Another monument, the Battle of Liberty Place, was removed during the early morning hours.

However, Landrieu said the monument of Davis and the statues of Confederate generals Robert E. Lee and P.G.T. Beauregard could come down "anytime, sooner rather than later".

The statuette has stood in its location for 106 years. Beauregard was a prominent general during the Civil War and the last survivor of the top Confederate leaders.

The inscription on the Davis statue reads, "His name is enshrined in the hearts of the people for whom he suffered, and his deeds are forever wedded to immortality".

Mayor Mitch Landrieu's office said the statues will go to storage while the city looks for a suitable venue to display them, such as a museum. "We should not be afraid to confront and reconcile our past".

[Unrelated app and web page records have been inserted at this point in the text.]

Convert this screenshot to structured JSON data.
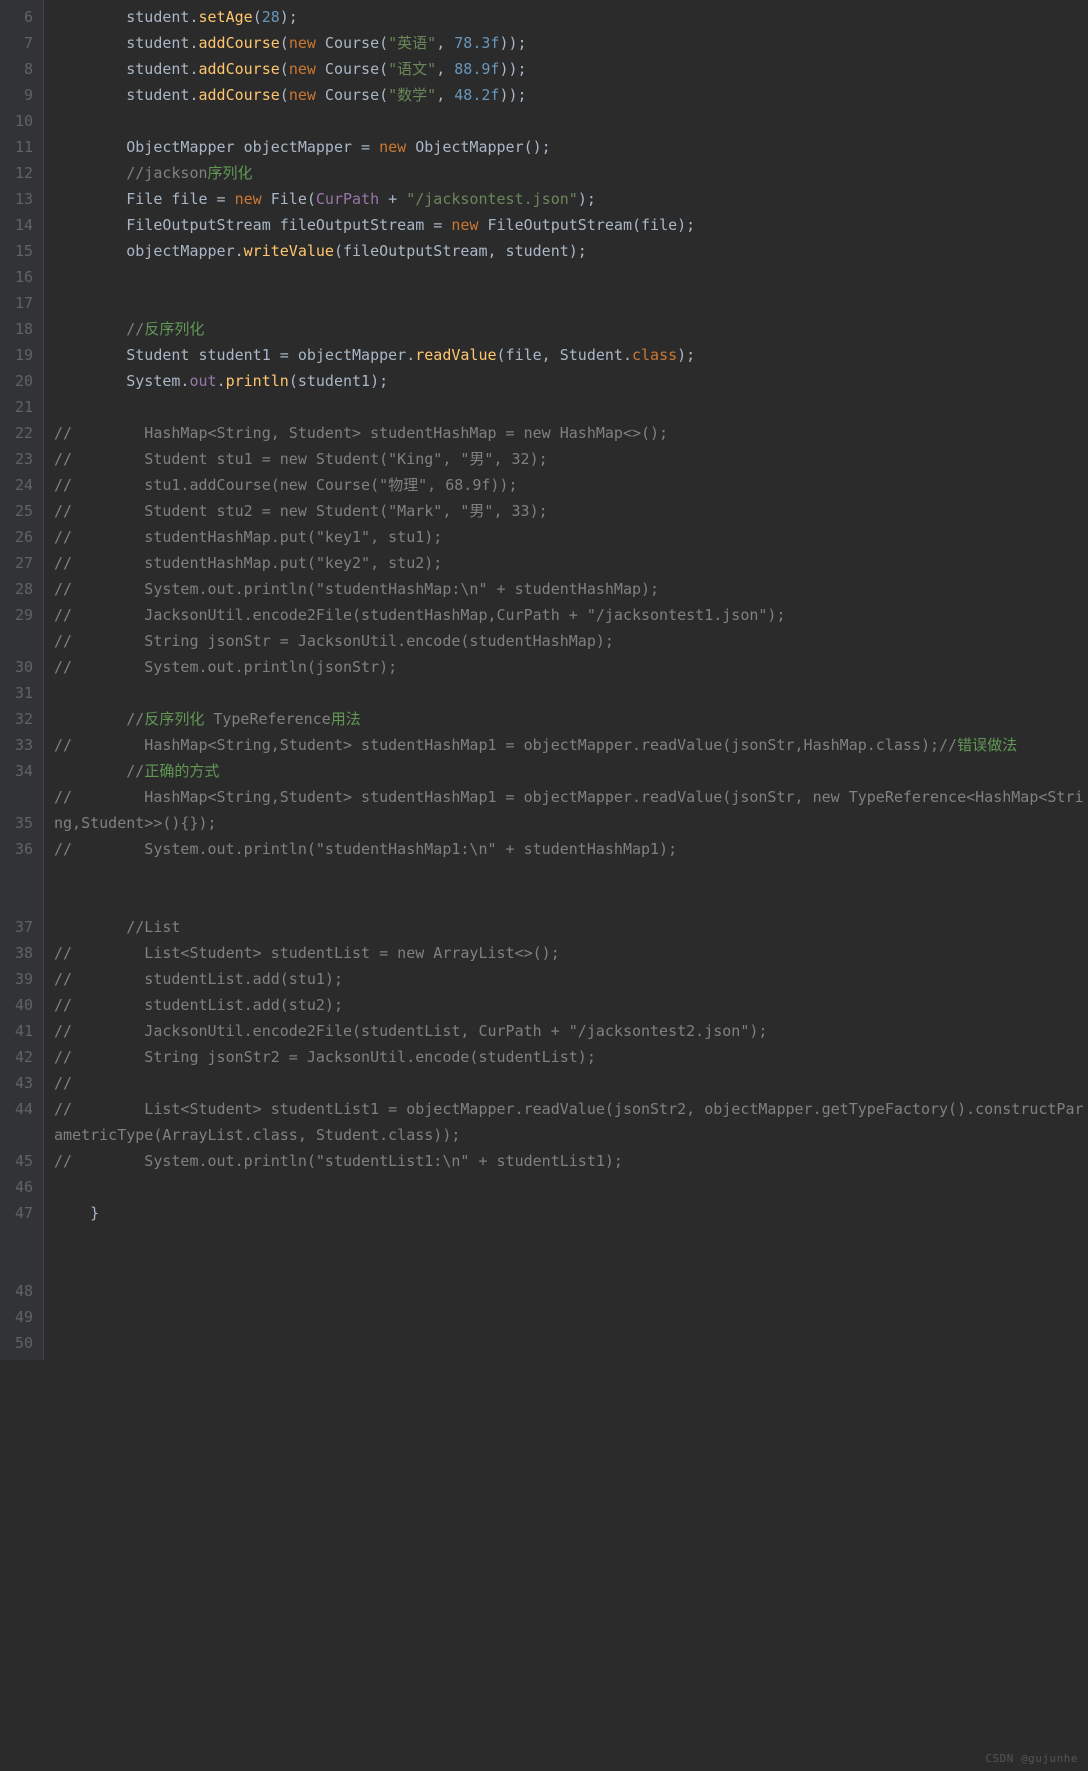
{
  "watermark": "CSDN @gujunhe",
  "lines": [
    {
      "num": "6",
      "tokens": [
        {
          "t": "        student.",
          "c": ""
        },
        {
          "t": "setAge",
          "c": "method"
        },
        {
          "t": "(",
          "c": ""
        },
        {
          "t": "28",
          "c": "num"
        },
        {
          "t": ");",
          "c": ""
        }
      ]
    },
    {
      "num": "7",
      "tokens": [
        {
          "t": "        student.",
          "c": ""
        },
        {
          "t": "addCourse",
          "c": "method"
        },
        {
          "t": "(",
          "c": ""
        },
        {
          "t": "new",
          "c": "kw"
        },
        {
          "t": " Course(",
          "c": ""
        },
        {
          "t": "\"英语\"",
          "c": "str"
        },
        {
          "t": ", ",
          "c": ""
        },
        {
          "t": "78.3f",
          "c": "num"
        },
        {
          "t": "));",
          "c": ""
        }
      ]
    },
    {
      "num": "8",
      "tokens": [
        {
          "t": "        student.",
          "c": ""
        },
        {
          "t": "addCourse",
          "c": "method"
        },
        {
          "t": "(",
          "c": ""
        },
        {
          "t": "new",
          "c": "kw"
        },
        {
          "t": " Course(",
          "c": ""
        },
        {
          "t": "\"语文\"",
          "c": "str"
        },
        {
          "t": ", ",
          "c": ""
        },
        {
          "t": "88.9f",
          "c": "num"
        },
        {
          "t": "));",
          "c": ""
        }
      ]
    },
    {
      "num": "9",
      "tokens": [
        {
          "t": "        student.",
          "c": ""
        },
        {
          "t": "addCourse",
          "c": "method"
        },
        {
          "t": "(",
          "c": ""
        },
        {
          "t": "new",
          "c": "kw"
        },
        {
          "t": " Course(",
          "c": ""
        },
        {
          "t": "\"数学\"",
          "c": "str"
        },
        {
          "t": ", ",
          "c": ""
        },
        {
          "t": "48.2f",
          "c": "num"
        },
        {
          "t": "));",
          "c": ""
        }
      ]
    },
    {
      "num": "10",
      "tokens": [
        {
          "t": "",
          "c": ""
        }
      ]
    },
    {
      "num": "11",
      "tokens": [
        {
          "t": "        ObjectMapper objectMapper = ",
          "c": ""
        },
        {
          "t": "new",
          "c": "kw"
        },
        {
          "t": " ObjectMapper();",
          "c": ""
        }
      ]
    },
    {
      "num": "12",
      "tokens": [
        {
          "t": "        ",
          "c": ""
        },
        {
          "t": "//jackson",
          "c": "cmt"
        },
        {
          "t": "序列化",
          "c": "cmt-cn"
        }
      ]
    },
    {
      "num": "13",
      "tokens": [
        {
          "t": "        File file = ",
          "c": ""
        },
        {
          "t": "new",
          "c": "kw"
        },
        {
          "t": " File(",
          "c": ""
        },
        {
          "t": "CurPath",
          "c": "field"
        },
        {
          "t": " + ",
          "c": ""
        },
        {
          "t": "\"/jacksontest.json\"",
          "c": "str"
        },
        {
          "t": ");",
          "c": ""
        }
      ]
    },
    {
      "num": "14",
      "tokens": [
        {
          "t": "        FileOutputStream fileOutputStream = ",
          "c": ""
        },
        {
          "t": "new",
          "c": "kw"
        },
        {
          "t": " FileOutputStream(file);",
          "c": ""
        }
      ]
    },
    {
      "num": "15",
      "tokens": [
        {
          "t": "        objectMapper.",
          "c": ""
        },
        {
          "t": "writeValue",
          "c": "method"
        },
        {
          "t": "(fileOutputStream, student);",
          "c": ""
        }
      ]
    },
    {
      "num": "16",
      "tokens": [
        {
          "t": "",
          "c": ""
        }
      ]
    },
    {
      "num": "17",
      "tokens": [
        {
          "t": "",
          "c": ""
        }
      ]
    },
    {
      "num": "18",
      "tokens": [
        {
          "t": "        ",
          "c": ""
        },
        {
          "t": "//",
          "c": "cmt"
        },
        {
          "t": "反序列化",
          "c": "cmt-cn"
        }
      ]
    },
    {
      "num": "19",
      "tokens": [
        {
          "t": "        Student student1 = objectMapper.",
          "c": ""
        },
        {
          "t": "readValue",
          "c": "method"
        },
        {
          "t": "(file, Student.",
          "c": ""
        },
        {
          "t": "class",
          "c": "kw"
        },
        {
          "t": ");",
          "c": ""
        }
      ]
    },
    {
      "num": "20",
      "tokens": [
        {
          "t": "        System.",
          "c": ""
        },
        {
          "t": "out",
          "c": "field"
        },
        {
          "t": ".",
          "c": ""
        },
        {
          "t": "println",
          "c": "method"
        },
        {
          "t": "(student1);",
          "c": ""
        }
      ]
    },
    {
      "num": "21",
      "tokens": [
        {
          "t": "",
          "c": ""
        }
      ]
    },
    {
      "num": "22",
      "tokens": [
        {
          "t": "//        HashMap<String, Student> studentHashMap = new HashMap<>();",
          "c": "cmt"
        }
      ]
    },
    {
      "num": "23",
      "tokens": [
        {
          "t": "//        Student stu1 = new Student(\"King\", \"男\", 32);",
          "c": "cmt"
        }
      ]
    },
    {
      "num": "24",
      "tokens": [
        {
          "t": "//        stu1.addCourse(new Course(\"物理\", 68.9f));",
          "c": "cmt"
        }
      ]
    },
    {
      "num": "25",
      "tokens": [
        {
          "t": "//        Student stu2 = new Student(\"Mark\", \"男\", 33);",
          "c": "cmt"
        }
      ]
    },
    {
      "num": "26",
      "tokens": [
        {
          "t": "//        studentHashMap.put(\"key1\", stu1);",
          "c": "cmt"
        }
      ]
    },
    {
      "num": "27",
      "tokens": [
        {
          "t": "//        studentHashMap.put(\"key2\", stu2);",
          "c": "cmt"
        }
      ]
    },
    {
      "num": "28",
      "tokens": [
        {
          "t": "//        System.out.println(\"studentHashMap:\\n\" + studentHashMap);",
          "c": "cmt"
        }
      ]
    },
    {
      "num": "29",
      "wrap": true,
      "tokens": [
        {
          "t": "//        JacksonUtil.encode2File(studentHashMap,CurPath + \"/jacksontest1.json\");",
          "c": "cmt"
        }
      ],
      "extraRows": 1
    },
    {
      "num": "30",
      "tokens": [
        {
          "t": "//        String jsonStr = JacksonUtil.encode(studentHashMap);",
          "c": "cmt"
        }
      ]
    },
    {
      "num": "31",
      "tokens": [
        {
          "t": "//        System.out.println(jsonStr);",
          "c": "cmt"
        }
      ]
    },
    {
      "num": "32",
      "tokens": [
        {
          "t": "",
          "c": ""
        }
      ]
    },
    {
      "num": "33",
      "tokens": [
        {
          "t": "        ",
          "c": ""
        },
        {
          "t": "//",
          "c": "cmt"
        },
        {
          "t": "反序列化 ",
          "c": "cmt-cn"
        },
        {
          "t": "TypeReference",
          "c": "cmt"
        },
        {
          "t": "用法",
          "c": "cmt-cn"
        }
      ]
    },
    {
      "num": "34",
      "wrap": true,
      "tokens": [
        {
          "t": "//        HashMap<String,Student> studentHashMap1 = objectMapper.readValue(jsonStr,HashMap.class);",
          "c": "cmt"
        },
        {
          "t": "//",
          "c": "cmt"
        },
        {
          "t": "错误做法",
          "c": "cmt-cn"
        }
      ],
      "extraRows": 1
    },
    {
      "num": "35",
      "tokens": [
        {
          "t": "        ",
          "c": ""
        },
        {
          "t": "//",
          "c": "cmt"
        },
        {
          "t": "正确的方式",
          "c": "cmt-cn"
        }
      ]
    },
    {
      "num": "36",
      "wrap": true,
      "tokens": [
        {
          "t": "//        HashMap<String,Student> studentHashMap1 = objectMapper.readValue(jsonStr, new TypeReference<HashMap<String,Student>>(){});",
          "c": "cmt"
        }
      ],
      "extraRows": 2
    },
    {
      "num": "37",
      "tokens": [
        {
          "t": "//        System.out.println(\"studentHashMap1:\\n\" + studentHashMap1);",
          "c": "cmt"
        }
      ]
    },
    {
      "num": "38",
      "tokens": [
        {
          "t": "",
          "c": ""
        }
      ]
    },
    {
      "num": "39",
      "tokens": [
        {
          "t": "",
          "c": ""
        }
      ]
    },
    {
      "num": "40",
      "tokens": [
        {
          "t": "        ",
          "c": ""
        },
        {
          "t": "//List",
          "c": "cmt"
        }
      ]
    },
    {
      "num": "41",
      "tokens": [
        {
          "t": "//        List<Student> studentList = new ArrayList<>();",
          "c": "cmt"
        }
      ]
    },
    {
      "num": "42",
      "tokens": [
        {
          "t": "//        studentList.add(stu1);",
          "c": "cmt"
        }
      ]
    },
    {
      "num": "43",
      "tokens": [
        {
          "t": "//        studentList.add(stu2);",
          "c": "cmt"
        }
      ]
    },
    {
      "num": "44",
      "wrap": true,
      "tokens": [
        {
          "t": "//        JacksonUtil.encode2File(studentList, CurPath + \"/jacksontest2.json\");",
          "c": "cmt"
        }
      ],
      "extraRows": 1
    },
    {
      "num": "45",
      "tokens": [
        {
          "t": "//        String jsonStr2 = JacksonUtil.encode(studentList);",
          "c": "cmt"
        }
      ]
    },
    {
      "num": "46",
      "tokens": [
        {
          "t": "//",
          "c": "cmt"
        }
      ]
    },
    {
      "num": "47",
      "wrap": true,
      "tokens": [
        {
          "t": "//        List<Student> studentList1 = objectMapper.readValue(jsonStr2, objectMapper.getTypeFactory().constructParametricType(ArrayList.class, Student.class));",
          "c": "cmt"
        }
      ],
      "extraRows": 2
    },
    {
      "num": "48",
      "tokens": [
        {
          "t": "//        System.out.println(\"studentList1:\\n\" + studentList1);",
          "c": "cmt"
        }
      ]
    },
    {
      "num": "49",
      "tokens": [
        {
          "t": "",
          "c": ""
        }
      ]
    },
    {
      "num": "50",
      "tokens": [
        {
          "t": "    }",
          "c": ""
        }
      ]
    }
  ]
}
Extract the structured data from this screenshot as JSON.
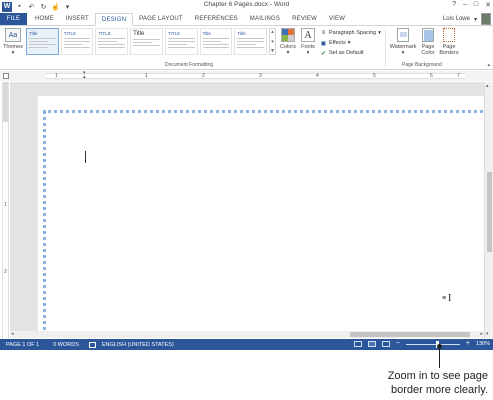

"This morning we continue our march to reconciliation by removing the Jefferson Davis Confederate statue from its pedestal of reverence", Tweeted Mayor Mitch Landrieu. When the Confederate flag was not lowered to half-mast on the SC statehouse house grounds following the shooting - as had been done with the USA flag and the state flag in mourning for the victims - those pictures sparked a contentious debate that led then-Governor Nikki Haley to make a strong appeal to legislators that resulted in the flag being removed from the statehouse grounds altogether.